By Courtney Flannery 12 months ago
The human brain is a strange thing. As we grow up, we start learning more and more and building our brain cells up to be as efficient and numerous as possible, but once we hit a certain point, we actually start losing many of those same brain cells. Its a constant cycle, and apparently, it may explain why some seniors start getting apathetic: their brain's total volume is shrinking.
According to Headline & Global News, elderly people who are more apathetic tend to have smaller brains than their peers who aren't. The National Institute on Aging at the National Institutes of Health in Bethesda, MA issued the study. The researchers looked specifically at individuals who had apathy but did not also suffer from depression. It is very common for apathy and depression to be linked but not always.
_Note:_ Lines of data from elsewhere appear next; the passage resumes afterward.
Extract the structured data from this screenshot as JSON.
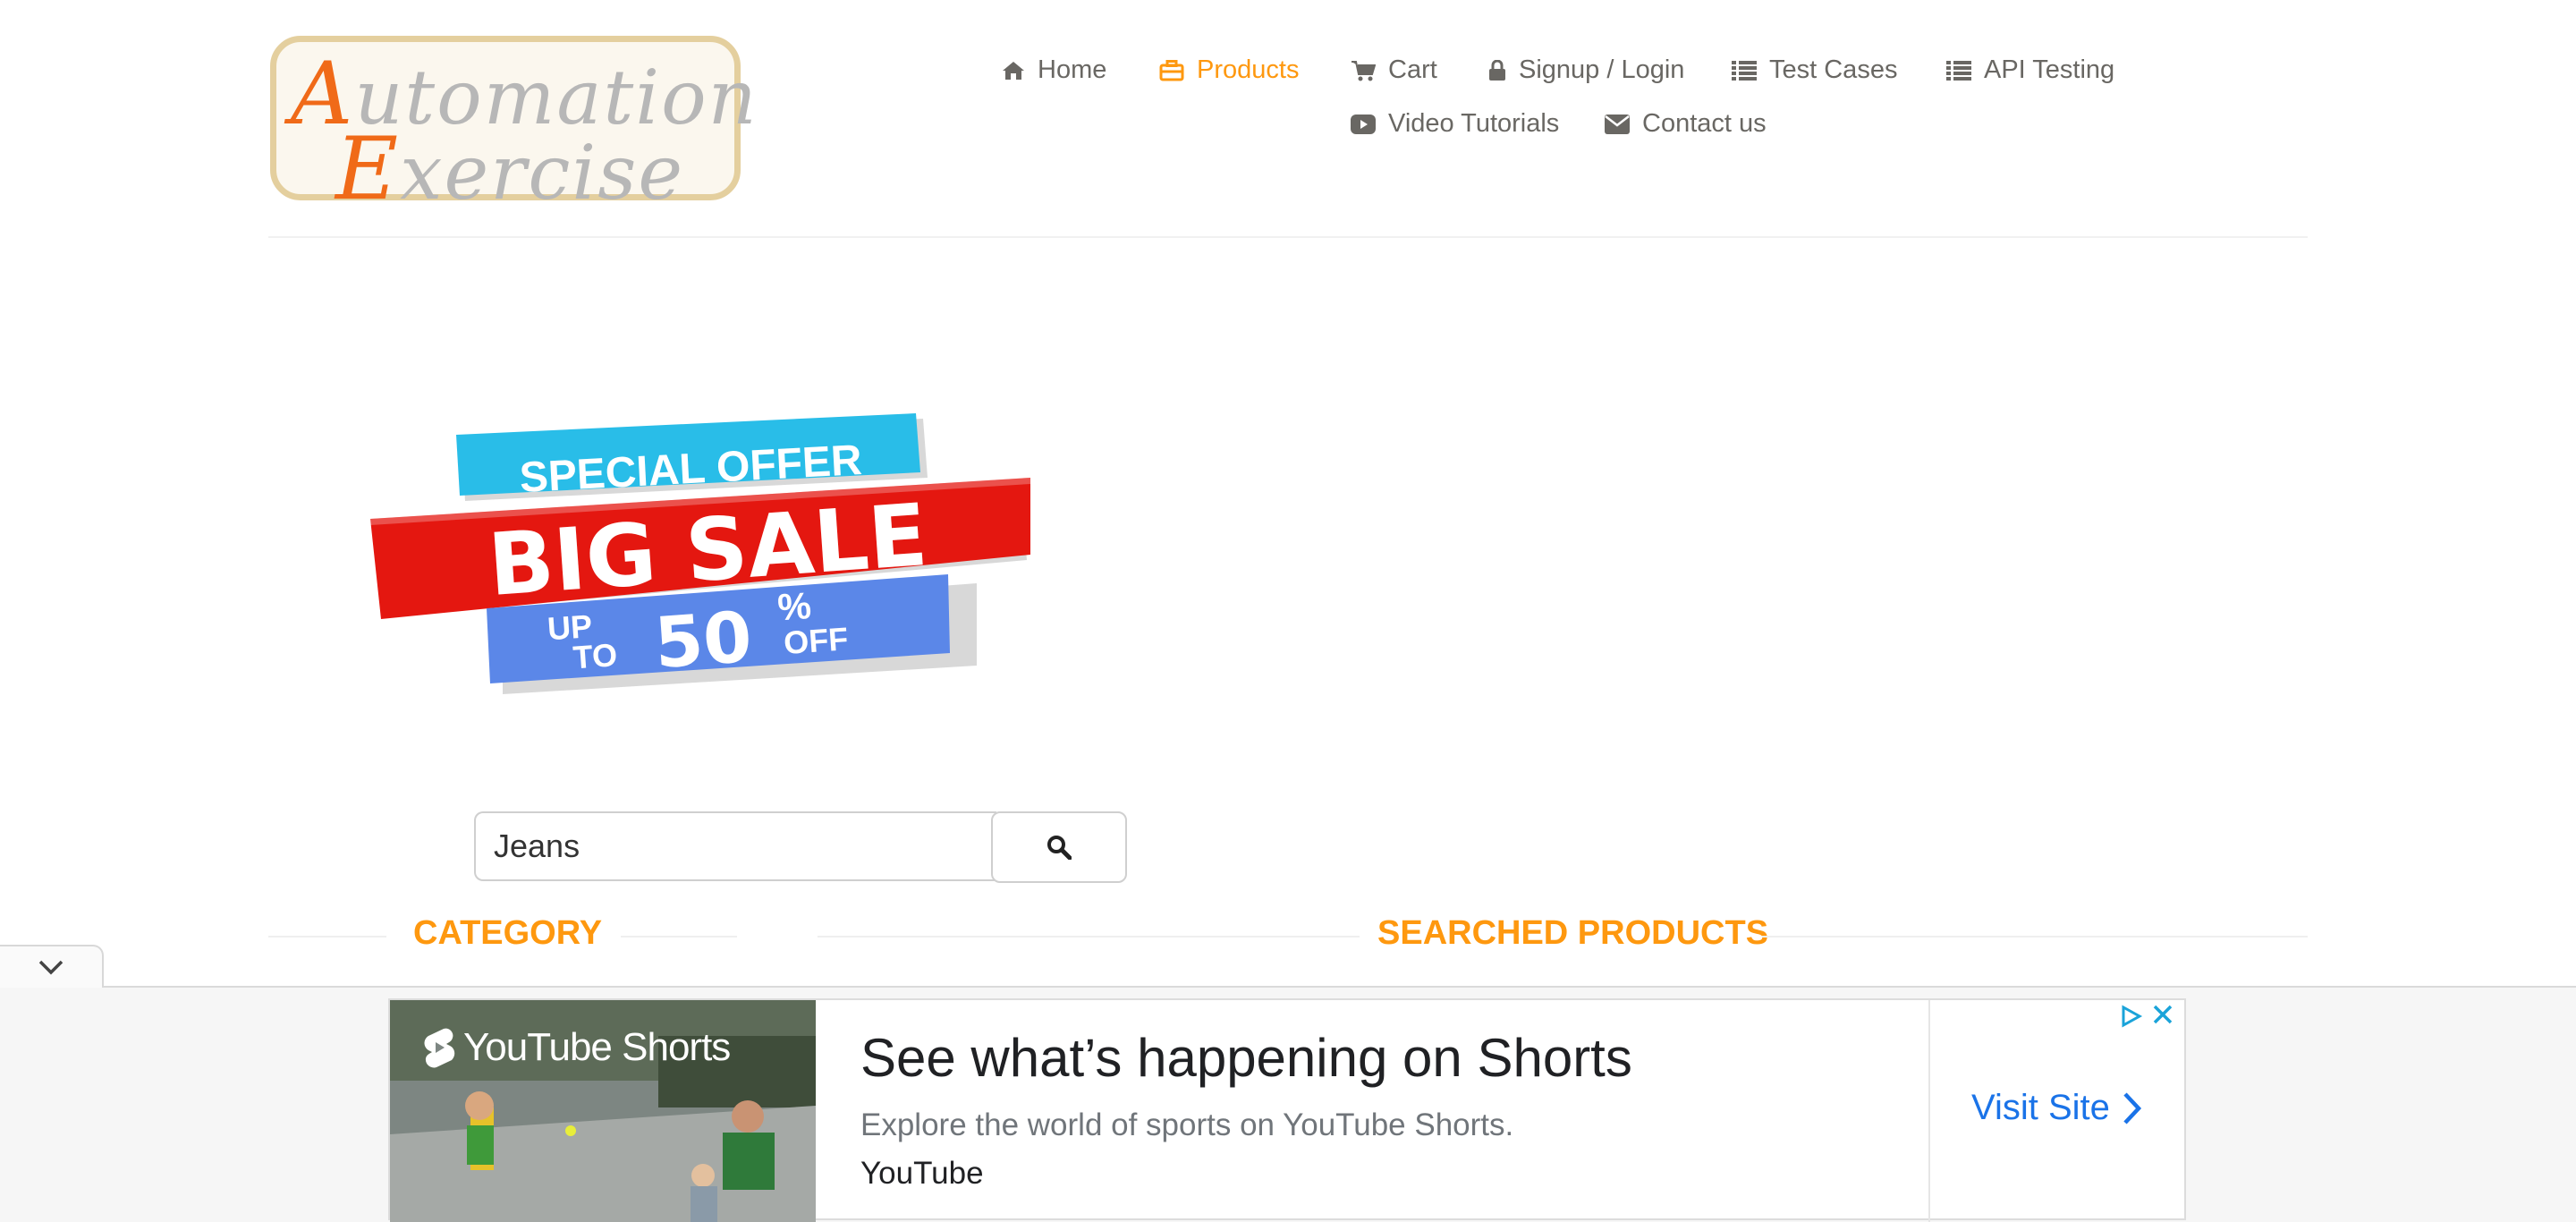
{
  "logo": {
    "line1_cap": "A",
    "line1_rest": "utomation",
    "line2_cap": "E",
    "line2_rest": "xercise"
  },
  "nav": {
    "home": "Home",
    "products": "Products",
    "cart": "Cart",
    "signup": "Signup / Login",
    "test_cases": "Test Cases",
    "api_testing": "API Testing",
    "video_tutorials": "Video Tutorials",
    "contact": "Contact us"
  },
  "banner": {
    "special_offer": "SPECIAL OFFER",
    "big_sale": "BIG SALE",
    "up": "UP",
    "to": "TO",
    "fifty": "50",
    "percent": "%",
    "off": "OFF"
  },
  "search": {
    "value": "Jeans"
  },
  "sections": {
    "category": "CATEGORY",
    "searched_products": "SEARCHED PRODUCTS"
  },
  "ad": {
    "image_brand": "YouTube Shorts",
    "headline": "See what’s happening on Shorts",
    "description": "Explore the world of sports on YouTube Shorts.",
    "advertiser": "YouTube",
    "cta": "Visit Site"
  },
  "colors": {
    "accent": "#fe980f",
    "text": "#696763",
    "link_blue": "#1a73e8"
  },
  "icons": {
    "home": "home-icon",
    "products": "briefcase-icon",
    "cart": "cart-icon",
    "signup": "lock-icon",
    "test_cases": "list-icon",
    "api_testing": "list-icon",
    "video_tutorials": "youtube-play-icon",
    "contact": "envelope-icon",
    "search": "search-icon"
  }
}
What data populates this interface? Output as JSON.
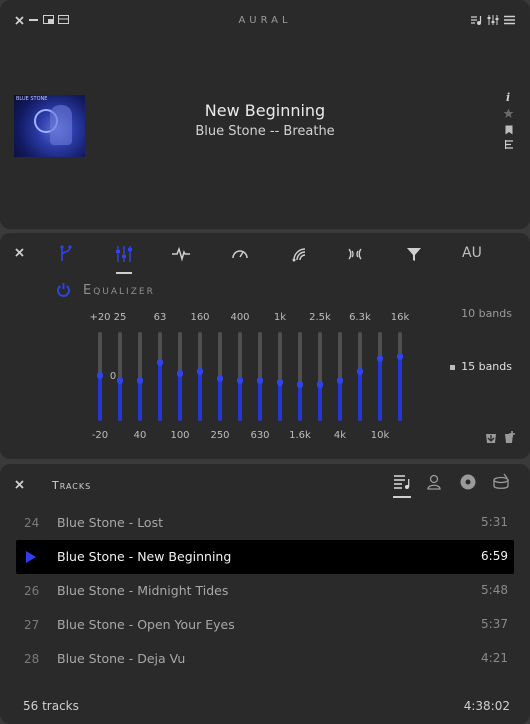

Apathy can best be described as a general disinterest in activities, lack of energy and often being less socially active than normal. It's kind of like having things to do but having absolutely no desire to do any of them. The scientists ran MRIs on 4,354 people, with the average age of the study group being 76. The participants were also given a questionnaire to discuss their emotions, recent habits and social activity. The results found that those who were more apathetic had 1.4% less gray matter volume and 1.6 less white matter than those who had fewer than two symptoms of apathy. Gray matter is the part of your brain that learns things and lets you recall things you remember, while the white matter allows cells to communicate.
One thing that many doctors recommend for older folks and anyone looking to keep their mind sharp is to play games, do puzzles and constantly learn. My mom, who is in her late 50s, swears that her Tetris addiction is really her just working her brain. I suspect that is only half true. New games are being developed all the time with the aim of helping build better brain function. Even young toddlers are benefiting from brain boosting technology. At the very least, playing games can help you feel better and help you cope with difficult life situations. As a gamer, I hope that the benefits of playing starts to be noticed more and used to help people from all walks of life.
As more data comes from this study is used in practice, perhaps more screening can be done at younger ages to help prevent brain loss in seniors or at least help slow the loss of brain matter. It may also give families the opportunity to help their loved ones by keeping them engaged socially. With science and medicine constantly advancing, hopefully this is a problem that the elderly won't have to face in the future.